Work order
Only lines holding the word "this" are wanted from the records; copy all of them.

Records to process
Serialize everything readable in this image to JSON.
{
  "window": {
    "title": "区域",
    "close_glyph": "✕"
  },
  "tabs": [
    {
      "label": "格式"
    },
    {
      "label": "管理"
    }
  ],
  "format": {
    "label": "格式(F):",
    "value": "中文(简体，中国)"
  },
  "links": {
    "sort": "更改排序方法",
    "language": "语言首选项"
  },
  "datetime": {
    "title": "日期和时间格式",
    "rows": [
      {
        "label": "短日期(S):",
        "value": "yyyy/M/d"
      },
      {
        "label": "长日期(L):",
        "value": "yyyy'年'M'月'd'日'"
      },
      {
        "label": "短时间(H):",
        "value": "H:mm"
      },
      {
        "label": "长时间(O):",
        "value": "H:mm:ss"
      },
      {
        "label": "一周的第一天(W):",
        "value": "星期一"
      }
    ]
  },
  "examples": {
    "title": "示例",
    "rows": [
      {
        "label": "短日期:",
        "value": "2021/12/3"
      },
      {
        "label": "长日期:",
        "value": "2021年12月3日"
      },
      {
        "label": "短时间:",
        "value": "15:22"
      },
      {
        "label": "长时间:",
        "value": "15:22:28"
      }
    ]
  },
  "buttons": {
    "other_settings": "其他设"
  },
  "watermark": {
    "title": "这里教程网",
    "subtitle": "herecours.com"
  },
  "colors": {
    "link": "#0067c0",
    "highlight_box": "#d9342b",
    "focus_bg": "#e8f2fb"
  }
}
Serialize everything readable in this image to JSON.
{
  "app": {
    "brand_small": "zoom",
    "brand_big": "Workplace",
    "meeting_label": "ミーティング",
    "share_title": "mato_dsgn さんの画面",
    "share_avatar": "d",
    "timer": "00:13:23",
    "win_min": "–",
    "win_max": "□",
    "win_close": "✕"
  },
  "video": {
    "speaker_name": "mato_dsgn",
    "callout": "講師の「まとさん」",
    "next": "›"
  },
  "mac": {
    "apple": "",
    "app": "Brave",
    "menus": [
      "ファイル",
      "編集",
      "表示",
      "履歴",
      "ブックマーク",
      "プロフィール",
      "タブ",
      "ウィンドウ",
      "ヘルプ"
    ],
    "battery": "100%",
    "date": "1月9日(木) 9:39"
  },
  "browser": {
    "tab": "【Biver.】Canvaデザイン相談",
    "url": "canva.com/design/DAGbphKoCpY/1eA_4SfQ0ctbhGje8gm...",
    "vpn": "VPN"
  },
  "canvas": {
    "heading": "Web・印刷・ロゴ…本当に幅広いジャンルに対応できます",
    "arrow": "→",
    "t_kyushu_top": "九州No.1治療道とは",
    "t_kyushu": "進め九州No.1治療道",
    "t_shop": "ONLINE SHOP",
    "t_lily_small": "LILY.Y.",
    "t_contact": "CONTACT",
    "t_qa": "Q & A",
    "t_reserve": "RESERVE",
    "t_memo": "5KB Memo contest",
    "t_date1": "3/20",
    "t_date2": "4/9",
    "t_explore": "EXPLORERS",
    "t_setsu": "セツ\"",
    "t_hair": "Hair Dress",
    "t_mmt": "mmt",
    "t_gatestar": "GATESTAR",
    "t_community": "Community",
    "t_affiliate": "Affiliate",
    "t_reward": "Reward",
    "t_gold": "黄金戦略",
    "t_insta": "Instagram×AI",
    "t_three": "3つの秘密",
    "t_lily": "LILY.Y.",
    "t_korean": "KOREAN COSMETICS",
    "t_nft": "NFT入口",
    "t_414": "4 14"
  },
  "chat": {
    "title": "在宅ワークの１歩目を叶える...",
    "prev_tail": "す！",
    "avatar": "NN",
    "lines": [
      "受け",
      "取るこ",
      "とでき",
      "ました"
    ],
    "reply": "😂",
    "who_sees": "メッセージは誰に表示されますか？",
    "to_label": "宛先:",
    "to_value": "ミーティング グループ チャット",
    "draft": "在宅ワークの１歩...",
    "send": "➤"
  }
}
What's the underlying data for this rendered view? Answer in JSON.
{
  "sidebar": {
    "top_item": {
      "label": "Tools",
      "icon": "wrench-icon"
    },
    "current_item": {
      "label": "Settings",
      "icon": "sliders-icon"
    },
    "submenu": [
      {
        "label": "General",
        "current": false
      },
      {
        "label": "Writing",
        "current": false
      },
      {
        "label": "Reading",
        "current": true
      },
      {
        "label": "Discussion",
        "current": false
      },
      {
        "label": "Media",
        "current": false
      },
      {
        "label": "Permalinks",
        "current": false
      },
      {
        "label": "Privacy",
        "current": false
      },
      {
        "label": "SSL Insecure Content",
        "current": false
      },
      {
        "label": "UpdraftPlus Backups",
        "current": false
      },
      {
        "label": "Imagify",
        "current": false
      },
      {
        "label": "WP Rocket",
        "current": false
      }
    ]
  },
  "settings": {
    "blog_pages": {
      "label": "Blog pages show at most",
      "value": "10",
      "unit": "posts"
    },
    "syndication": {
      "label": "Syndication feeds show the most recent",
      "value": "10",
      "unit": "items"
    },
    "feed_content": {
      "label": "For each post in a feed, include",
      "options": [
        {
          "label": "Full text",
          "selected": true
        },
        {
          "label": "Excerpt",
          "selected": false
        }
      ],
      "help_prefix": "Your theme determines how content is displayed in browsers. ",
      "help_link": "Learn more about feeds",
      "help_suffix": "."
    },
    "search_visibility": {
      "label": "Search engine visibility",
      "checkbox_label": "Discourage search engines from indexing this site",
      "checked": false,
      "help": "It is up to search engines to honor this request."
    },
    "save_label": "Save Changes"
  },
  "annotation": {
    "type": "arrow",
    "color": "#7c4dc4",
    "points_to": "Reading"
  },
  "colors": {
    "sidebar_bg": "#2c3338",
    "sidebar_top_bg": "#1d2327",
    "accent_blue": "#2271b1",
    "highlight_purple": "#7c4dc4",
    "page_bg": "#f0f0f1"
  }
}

Completed exercise
Serialize everything readable in this image to JSON.
Serialize everything readable in this image to JSON.
What's the underlying data for this rendered view? Answer in JSON.
      "checkbox_label": "Discourage search engines from indexing this site",
      "help": "It is up to search engines to honor this request."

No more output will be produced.